PROBLEM DETAILS |
Print every one of the records verbatim, omitting nothing.

EXTRACTED DATA |
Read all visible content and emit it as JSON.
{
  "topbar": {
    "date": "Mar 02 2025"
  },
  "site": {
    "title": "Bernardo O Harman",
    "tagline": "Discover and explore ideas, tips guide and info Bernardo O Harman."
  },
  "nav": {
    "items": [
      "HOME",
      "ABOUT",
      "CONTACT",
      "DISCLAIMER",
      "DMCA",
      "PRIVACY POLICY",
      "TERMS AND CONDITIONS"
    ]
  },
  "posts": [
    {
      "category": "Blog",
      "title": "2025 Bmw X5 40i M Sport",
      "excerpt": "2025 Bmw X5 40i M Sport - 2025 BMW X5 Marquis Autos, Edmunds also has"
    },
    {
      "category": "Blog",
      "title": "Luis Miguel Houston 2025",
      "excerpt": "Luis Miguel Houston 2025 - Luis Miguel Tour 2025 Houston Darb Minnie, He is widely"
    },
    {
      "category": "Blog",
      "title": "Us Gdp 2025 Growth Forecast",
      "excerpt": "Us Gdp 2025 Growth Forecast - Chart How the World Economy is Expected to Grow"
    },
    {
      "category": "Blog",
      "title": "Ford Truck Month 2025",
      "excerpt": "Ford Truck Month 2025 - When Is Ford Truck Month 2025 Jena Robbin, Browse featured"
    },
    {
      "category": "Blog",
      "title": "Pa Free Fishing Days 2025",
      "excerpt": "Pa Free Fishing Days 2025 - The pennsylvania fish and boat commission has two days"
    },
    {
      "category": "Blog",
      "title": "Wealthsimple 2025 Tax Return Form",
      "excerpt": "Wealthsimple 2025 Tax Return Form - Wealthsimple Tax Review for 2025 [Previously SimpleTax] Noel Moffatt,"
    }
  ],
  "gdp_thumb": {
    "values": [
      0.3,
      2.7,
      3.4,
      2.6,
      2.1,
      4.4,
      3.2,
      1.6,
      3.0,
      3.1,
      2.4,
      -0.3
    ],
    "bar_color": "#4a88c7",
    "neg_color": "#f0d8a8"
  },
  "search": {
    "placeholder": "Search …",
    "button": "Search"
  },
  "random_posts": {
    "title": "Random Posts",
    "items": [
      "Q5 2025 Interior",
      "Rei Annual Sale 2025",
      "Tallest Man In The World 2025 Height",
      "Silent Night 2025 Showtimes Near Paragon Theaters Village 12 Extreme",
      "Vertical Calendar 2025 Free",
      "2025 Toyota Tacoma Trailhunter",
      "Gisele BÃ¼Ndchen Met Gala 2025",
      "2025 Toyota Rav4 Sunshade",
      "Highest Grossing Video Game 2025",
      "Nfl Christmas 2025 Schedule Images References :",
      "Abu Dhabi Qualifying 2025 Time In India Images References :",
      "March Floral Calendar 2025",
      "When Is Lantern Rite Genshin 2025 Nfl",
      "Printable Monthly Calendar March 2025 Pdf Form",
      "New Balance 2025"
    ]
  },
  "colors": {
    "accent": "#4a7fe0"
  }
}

RESPONSE TO THE TASK |
Read all visible content and emit it as JSON.
{
  "topbar": {
    "date": "Mar 02 2025"
  },
  "site": {
    "title": "Bernardo O Harman",
    "tagline": "Discover and explore ideas, tips guide and info Bernardo O Harman."
  },
  "nav": {
    "items": [
      "HOME",
      "ABOUT",
      "CONTACT",
      "DISCLAIMER",
      "DMCA",
      "PRIVACY POLICY",
      "TERMS AND CONDITIONS"
    ]
  },
  "posts": [
    {
      "category": "Blog",
      "title": "2025 Bmw X5 40i M Sport",
      "excerpt": "2025 Bmw X5 40i M Sport - 2025 BMW X5 Marquis Autos, Edmunds also has"
    },
    {
      "category": "Blog",
      "title": "Luis Miguel Houston 2025",
      "excerpt": "Luis Miguel Houston 2025 - Luis Miguel Tour 2025 Houston Darb Minnie, He is widely"
    },
    {
      "category": "Blog",
      "title": "Us Gdp 2025 Growth Forecast",
      "excerpt": "Us Gdp 2025 Growth Forecast - Chart How the World Economy is Expected to Grow"
    },
    {
      "category": "Blog",
      "title": "Ford Truck Month 2025",
      "excerpt": "Ford Truck Month 2025 - When Is Ford Truck Month 2025 Jena Robbin, Browse featured"
    },
    {
      "category": "Blog",
      "title": "Pa Free Fishing Days 2025",
      "excerpt": "Pa Free Fishing Days 2025 - The pennsylvania fish and boat commission has two days"
    },
    {
      "category": "Blog",
      "title": "Wealthsimple 2025 Tax Return Form",
      "excerpt": "Wealthsimple 2025 Tax Return Form - Wealthsimple Tax Review for 2025 [Previously SimpleTax] Noel Moffatt,"
    }
  ],
  "gdp_thumb": {
    "values": [
      0.3,
      2.7,
      3.4,
      2.6,
      2.1,
      4.4,
      3.2,
      1.6,
      3.0,
      3.1,
      2.4,
      -0.3
    ],
    "bar_color": "#4a88c7",
    "neg_color": "#f0d8a8"
  },
  "search": {
    "placeholder": "Search …",
    "button": "Search"
  },
  "random_posts": {
    "title": "Random Posts",
    "items": [
      "Q5 2025 Interior",
      "Rei Annual Sale 2025",
      "Tallest Man In The World 2025 Height",
      "Silent Night 2025 Showtimes Near Paragon Theaters Village 12 Extreme",
      "Vertical Calendar 2025 Free",
      "2025 Toyota Tacoma Trailhunter",
      "Gisele BÃ¼Ndchen Met Gala 2025",
      "2025 Toyota Rav4 Sunshade",
      "Highest Grossing Video Game 2025",
      "Nfl Christmas 2025 Schedule Images References :",
      "Abu Dhabi Qualifying 2025 Time In India Images References :",
      "March Floral Calendar 2025",
      "When Is Lantern Rite Genshin 2025 Nfl",
      "Printable Monthly Calendar March 2025 Pdf Form",
      "New Balance 2025"
    ]
  },
  "colors": {
    "accent": "#4a7fe0"
  }
}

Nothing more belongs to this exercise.